ATLANTA, Georgia (41NBC/WMGT) – Medical professionals, parents, and legislators met at the Georgia State Capitol on Friday to discuss a nationwide epidemic they say has gone on too long. Tears filled the room as parents struggled to tell the stories of their children–who’d fallen victim to the rampant opioid crisis.
State legislators say with the help of families they’re ‘putting a face with the epidemic’. Parents brought pictures of their now deceased children to a news conference at the state capitol on Friday.
“They are not your homeless, your low income, your low life uneducated people,” said Lisa Manning.
They were faces that most people wouldn’t expect to see when the topic concerns addiction.
“You heard several similar stories there are children who went to rehab they came they got clean then they went back and OD’d and died,” said Navicent Health’s Dr. Chris Hendry
Navicent Chief Medical Officer Dr. Chris Hendry says there are several contributing factors to where the opioid epidemic is now.
“What happens is when patients who suffer from substance abuse go to rehab, their dependence and tolerance for the drug drops because they’re clean. When they get back out into the community, they go and take the same dose that they had before the rehab and they overdose,” he continued.
That was the tragic story of Kathi and David Abraham–and their son Joseph whom they found dead just 5 weeks ago.
“You know about 4 years ago we found that he had been experimenting with marijuana and drinking and we didn’t know as a parent if this was normal teenage experimentation or if there was something more,” said Kathi Abraham.
It was the same case for neighbors of the Abrahams, Greg and Lisa Manning’s and their son Dustin. Despite both of their losses, they want help other parents facing the same issue.
“You could pick any picture out there and its not immune to anyone it will grab anyone that’s got that built into their DNA and it will turn that switch on and that is a battle that they will fight for the rest of their life,” said Greg Manning.
“He has a name, he’s not just a statistic, he needed help and I think it’s my vision is to begin educating our kids at an earlier age,” said Kathi Abraham.
Dustin Manning and Joseph Abraham both overdosed on the same day–in separate incidents. Navicent’s Dr. Chris Hendry says as more information on this rising problem continues to surface, be mindful and be careful. Don’t take any drugs that haven’t been prescribed to you by a licensed physician.
State Senator Renee Unterman says her goal is to help families like the Abrahams and Mannings–struggling with a loved one battling addiction.
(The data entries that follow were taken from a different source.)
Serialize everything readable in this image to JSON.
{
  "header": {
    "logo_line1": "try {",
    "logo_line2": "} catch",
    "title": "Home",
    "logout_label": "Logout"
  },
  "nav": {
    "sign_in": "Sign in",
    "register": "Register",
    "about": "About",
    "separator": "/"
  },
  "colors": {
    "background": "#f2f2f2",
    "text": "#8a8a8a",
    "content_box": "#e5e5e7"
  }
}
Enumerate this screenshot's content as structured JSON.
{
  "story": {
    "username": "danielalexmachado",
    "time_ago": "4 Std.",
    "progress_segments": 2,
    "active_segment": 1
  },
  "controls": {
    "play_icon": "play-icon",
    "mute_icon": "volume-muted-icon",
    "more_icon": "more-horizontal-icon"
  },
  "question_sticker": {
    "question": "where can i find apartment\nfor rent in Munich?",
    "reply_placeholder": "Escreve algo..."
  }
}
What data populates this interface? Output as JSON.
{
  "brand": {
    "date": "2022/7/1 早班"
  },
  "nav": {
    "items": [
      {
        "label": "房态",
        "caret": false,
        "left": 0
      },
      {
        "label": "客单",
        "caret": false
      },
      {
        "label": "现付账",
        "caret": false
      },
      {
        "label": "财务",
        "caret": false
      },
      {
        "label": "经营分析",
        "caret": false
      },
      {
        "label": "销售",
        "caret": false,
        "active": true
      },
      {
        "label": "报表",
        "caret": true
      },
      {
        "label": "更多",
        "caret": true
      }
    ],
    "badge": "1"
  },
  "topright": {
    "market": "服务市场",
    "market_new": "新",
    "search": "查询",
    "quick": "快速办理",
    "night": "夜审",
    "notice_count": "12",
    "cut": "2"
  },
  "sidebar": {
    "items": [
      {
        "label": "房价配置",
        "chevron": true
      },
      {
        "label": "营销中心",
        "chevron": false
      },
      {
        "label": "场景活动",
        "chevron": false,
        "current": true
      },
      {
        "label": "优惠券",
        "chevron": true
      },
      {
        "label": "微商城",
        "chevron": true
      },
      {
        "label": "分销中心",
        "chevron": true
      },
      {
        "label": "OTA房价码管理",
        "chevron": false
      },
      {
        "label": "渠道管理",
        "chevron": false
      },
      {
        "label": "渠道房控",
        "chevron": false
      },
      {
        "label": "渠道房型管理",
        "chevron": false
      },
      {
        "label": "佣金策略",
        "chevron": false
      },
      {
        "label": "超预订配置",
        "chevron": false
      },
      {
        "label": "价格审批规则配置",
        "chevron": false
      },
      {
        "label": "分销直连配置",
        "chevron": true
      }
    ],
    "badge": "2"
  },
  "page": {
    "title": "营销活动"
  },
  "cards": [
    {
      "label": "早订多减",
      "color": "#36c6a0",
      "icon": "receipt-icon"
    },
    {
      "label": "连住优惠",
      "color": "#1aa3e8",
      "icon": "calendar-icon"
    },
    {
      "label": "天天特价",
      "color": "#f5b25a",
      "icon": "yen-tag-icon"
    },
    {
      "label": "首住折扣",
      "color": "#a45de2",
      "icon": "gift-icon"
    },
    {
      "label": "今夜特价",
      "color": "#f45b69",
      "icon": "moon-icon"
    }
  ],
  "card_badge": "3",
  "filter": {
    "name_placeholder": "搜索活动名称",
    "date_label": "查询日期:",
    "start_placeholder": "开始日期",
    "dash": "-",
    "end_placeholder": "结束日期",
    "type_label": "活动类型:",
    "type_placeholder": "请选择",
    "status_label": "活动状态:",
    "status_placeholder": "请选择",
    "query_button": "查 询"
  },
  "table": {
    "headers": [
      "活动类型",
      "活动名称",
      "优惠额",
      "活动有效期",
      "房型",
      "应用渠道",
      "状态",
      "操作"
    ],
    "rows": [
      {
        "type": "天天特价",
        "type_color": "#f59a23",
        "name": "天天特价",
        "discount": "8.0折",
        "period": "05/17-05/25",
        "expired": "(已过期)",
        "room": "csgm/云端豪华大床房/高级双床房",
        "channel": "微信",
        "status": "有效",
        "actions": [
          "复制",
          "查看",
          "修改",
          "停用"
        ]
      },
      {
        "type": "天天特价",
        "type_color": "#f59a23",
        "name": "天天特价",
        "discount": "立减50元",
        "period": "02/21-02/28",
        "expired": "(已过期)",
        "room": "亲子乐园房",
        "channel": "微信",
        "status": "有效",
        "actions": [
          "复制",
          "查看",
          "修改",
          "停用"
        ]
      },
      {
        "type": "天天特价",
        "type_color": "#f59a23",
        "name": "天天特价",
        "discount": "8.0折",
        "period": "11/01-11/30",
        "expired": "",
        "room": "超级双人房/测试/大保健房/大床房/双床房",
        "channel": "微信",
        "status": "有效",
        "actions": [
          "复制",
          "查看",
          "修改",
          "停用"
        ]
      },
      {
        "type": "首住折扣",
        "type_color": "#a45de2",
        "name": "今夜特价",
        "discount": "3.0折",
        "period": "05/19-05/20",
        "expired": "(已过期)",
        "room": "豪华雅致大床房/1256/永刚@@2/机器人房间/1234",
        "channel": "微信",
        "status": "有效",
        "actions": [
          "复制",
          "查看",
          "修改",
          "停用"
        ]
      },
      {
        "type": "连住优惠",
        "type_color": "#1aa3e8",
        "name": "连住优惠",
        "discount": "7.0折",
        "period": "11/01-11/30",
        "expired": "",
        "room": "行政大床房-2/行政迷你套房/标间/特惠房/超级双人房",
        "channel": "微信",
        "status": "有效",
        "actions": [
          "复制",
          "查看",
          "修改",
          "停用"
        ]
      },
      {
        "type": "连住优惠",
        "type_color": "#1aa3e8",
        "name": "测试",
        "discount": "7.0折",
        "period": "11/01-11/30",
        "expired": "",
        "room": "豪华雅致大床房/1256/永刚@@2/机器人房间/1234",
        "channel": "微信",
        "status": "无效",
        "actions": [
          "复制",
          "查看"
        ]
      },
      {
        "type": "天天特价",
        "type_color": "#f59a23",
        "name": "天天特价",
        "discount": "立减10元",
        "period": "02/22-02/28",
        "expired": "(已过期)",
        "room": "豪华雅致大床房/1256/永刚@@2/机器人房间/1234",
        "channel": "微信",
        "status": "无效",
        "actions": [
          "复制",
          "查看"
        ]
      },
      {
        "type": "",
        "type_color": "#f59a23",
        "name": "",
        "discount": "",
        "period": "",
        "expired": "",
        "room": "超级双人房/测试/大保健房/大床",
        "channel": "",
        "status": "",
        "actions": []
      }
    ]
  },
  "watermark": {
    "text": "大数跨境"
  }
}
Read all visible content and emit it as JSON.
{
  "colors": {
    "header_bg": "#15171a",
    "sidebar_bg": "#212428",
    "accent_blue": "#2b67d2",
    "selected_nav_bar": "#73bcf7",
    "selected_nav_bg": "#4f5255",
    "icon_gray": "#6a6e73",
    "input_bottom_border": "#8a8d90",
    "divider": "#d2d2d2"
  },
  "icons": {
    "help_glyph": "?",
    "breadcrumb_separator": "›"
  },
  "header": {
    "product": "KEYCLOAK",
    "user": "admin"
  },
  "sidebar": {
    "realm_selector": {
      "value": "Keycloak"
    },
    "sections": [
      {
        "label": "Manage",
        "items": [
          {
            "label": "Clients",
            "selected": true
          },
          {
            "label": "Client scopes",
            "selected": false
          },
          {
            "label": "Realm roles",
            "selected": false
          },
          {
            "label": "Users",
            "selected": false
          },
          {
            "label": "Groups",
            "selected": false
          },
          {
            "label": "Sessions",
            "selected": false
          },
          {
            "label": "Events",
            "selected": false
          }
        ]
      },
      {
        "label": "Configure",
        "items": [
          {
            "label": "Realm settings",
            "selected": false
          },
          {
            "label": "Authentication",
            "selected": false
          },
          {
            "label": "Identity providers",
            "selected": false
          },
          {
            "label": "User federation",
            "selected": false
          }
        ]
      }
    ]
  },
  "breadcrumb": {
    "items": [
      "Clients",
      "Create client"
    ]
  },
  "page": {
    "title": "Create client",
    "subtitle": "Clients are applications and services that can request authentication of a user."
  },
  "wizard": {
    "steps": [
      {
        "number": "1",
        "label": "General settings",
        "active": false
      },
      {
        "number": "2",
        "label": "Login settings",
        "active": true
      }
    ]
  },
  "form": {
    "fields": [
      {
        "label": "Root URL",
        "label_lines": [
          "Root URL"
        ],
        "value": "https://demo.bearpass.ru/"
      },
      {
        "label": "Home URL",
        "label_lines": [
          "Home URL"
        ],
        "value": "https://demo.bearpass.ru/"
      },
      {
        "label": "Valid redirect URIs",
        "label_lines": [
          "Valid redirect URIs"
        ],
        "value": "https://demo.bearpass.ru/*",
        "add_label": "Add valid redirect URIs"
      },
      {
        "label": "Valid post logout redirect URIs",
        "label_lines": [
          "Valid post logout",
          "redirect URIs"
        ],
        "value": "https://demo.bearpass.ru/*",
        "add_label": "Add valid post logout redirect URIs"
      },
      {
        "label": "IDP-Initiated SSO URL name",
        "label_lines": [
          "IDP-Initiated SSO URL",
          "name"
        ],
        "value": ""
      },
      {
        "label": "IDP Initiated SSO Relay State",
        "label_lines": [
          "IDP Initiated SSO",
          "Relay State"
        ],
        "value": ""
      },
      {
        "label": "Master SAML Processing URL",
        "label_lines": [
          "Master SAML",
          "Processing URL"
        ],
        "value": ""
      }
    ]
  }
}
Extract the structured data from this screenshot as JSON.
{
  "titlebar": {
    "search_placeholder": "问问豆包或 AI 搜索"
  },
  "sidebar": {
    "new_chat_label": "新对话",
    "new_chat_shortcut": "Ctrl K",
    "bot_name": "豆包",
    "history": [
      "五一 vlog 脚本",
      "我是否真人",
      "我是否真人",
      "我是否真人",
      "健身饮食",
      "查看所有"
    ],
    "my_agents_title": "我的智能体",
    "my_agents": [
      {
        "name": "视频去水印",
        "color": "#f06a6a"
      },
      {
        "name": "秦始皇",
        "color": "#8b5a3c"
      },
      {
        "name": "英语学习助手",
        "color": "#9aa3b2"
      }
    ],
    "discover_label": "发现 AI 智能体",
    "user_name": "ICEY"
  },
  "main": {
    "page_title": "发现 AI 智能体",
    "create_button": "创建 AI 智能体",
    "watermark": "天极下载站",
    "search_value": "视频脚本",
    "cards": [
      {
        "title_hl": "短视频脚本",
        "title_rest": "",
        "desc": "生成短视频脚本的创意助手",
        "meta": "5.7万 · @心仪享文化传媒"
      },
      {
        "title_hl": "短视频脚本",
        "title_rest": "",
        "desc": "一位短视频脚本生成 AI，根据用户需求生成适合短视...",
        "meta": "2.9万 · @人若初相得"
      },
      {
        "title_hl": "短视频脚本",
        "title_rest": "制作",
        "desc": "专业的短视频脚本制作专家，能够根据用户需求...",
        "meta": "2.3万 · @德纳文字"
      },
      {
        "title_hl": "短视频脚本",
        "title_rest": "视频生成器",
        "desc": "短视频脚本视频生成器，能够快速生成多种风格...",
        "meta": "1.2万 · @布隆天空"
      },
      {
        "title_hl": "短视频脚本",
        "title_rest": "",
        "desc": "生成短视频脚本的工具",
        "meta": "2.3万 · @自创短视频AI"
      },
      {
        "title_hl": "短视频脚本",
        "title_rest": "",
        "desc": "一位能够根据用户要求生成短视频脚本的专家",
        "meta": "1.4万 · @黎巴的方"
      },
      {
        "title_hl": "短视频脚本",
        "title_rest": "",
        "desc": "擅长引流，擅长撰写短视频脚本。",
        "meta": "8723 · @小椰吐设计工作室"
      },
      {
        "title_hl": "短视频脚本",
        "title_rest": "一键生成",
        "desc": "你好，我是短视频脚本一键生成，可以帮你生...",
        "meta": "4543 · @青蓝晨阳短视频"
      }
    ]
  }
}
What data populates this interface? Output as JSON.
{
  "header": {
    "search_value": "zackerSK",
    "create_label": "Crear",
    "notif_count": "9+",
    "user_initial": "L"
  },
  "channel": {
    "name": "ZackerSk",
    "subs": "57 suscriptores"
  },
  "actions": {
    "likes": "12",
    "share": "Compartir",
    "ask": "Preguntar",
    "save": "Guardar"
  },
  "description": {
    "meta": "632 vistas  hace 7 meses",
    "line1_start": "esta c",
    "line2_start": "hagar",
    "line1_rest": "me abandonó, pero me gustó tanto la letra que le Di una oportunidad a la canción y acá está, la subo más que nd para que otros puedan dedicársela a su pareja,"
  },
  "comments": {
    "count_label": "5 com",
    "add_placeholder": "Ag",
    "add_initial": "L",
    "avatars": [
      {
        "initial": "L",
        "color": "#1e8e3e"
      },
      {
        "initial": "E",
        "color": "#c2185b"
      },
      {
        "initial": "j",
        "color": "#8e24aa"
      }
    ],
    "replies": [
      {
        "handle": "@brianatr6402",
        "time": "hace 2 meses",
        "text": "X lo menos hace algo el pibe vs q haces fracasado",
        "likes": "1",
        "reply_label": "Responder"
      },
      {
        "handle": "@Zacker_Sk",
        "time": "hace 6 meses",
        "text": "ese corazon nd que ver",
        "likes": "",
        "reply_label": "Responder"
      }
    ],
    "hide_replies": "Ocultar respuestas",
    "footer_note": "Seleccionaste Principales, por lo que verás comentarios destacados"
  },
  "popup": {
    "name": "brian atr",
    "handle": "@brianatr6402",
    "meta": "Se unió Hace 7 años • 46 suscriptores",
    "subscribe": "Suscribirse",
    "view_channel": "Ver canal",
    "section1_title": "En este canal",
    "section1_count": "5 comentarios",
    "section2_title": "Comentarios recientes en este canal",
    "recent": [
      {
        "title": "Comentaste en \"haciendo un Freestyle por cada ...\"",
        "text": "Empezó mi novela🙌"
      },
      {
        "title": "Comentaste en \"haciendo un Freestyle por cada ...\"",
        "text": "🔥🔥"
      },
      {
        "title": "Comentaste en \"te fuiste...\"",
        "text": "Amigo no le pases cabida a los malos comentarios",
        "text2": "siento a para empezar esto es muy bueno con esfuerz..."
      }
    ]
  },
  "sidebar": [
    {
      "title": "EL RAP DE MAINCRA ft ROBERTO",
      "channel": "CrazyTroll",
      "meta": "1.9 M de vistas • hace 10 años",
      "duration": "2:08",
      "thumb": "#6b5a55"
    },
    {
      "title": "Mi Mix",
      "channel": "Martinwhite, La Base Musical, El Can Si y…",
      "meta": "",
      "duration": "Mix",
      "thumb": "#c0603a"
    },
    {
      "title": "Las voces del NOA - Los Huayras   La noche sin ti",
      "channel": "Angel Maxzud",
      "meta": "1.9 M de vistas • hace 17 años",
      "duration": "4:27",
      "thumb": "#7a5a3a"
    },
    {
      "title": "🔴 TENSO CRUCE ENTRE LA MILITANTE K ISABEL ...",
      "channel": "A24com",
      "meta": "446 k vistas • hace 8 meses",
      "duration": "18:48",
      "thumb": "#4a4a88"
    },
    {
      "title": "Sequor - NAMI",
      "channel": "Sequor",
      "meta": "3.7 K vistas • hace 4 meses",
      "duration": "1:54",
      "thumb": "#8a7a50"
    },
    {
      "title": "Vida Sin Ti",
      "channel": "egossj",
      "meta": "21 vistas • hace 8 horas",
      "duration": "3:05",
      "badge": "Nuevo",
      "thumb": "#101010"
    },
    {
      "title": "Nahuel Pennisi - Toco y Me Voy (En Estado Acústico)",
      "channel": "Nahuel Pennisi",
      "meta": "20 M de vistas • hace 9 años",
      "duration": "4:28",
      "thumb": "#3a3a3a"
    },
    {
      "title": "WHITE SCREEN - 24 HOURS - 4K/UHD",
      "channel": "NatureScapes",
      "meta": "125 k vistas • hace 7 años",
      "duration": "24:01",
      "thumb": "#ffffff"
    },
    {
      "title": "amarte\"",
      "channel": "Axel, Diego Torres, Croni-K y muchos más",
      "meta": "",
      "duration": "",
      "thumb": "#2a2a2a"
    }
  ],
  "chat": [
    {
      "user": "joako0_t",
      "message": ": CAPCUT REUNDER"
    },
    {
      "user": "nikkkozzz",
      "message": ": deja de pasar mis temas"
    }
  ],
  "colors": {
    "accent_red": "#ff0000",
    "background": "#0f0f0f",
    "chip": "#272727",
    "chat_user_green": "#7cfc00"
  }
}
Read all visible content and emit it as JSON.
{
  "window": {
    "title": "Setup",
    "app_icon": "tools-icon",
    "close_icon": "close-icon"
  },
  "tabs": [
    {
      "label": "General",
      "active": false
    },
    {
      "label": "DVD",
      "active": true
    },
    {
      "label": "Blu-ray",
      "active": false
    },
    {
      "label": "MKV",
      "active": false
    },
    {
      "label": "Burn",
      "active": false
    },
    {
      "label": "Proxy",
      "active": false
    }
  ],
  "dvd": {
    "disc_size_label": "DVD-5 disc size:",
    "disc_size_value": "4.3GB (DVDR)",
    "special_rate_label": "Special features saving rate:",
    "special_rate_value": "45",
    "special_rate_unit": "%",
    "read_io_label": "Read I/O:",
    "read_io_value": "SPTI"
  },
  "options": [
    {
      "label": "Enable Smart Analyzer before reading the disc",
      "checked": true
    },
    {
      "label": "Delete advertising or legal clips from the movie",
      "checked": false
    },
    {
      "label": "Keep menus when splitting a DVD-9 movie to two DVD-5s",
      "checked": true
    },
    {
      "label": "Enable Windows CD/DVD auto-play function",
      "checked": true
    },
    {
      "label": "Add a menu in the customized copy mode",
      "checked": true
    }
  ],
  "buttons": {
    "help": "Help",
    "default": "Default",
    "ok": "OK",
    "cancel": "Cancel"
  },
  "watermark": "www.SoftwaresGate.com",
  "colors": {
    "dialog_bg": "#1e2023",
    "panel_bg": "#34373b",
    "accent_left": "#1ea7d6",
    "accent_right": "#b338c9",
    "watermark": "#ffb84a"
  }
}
We can look forward to more laws that will help them get the resources they need going into the next legislative session.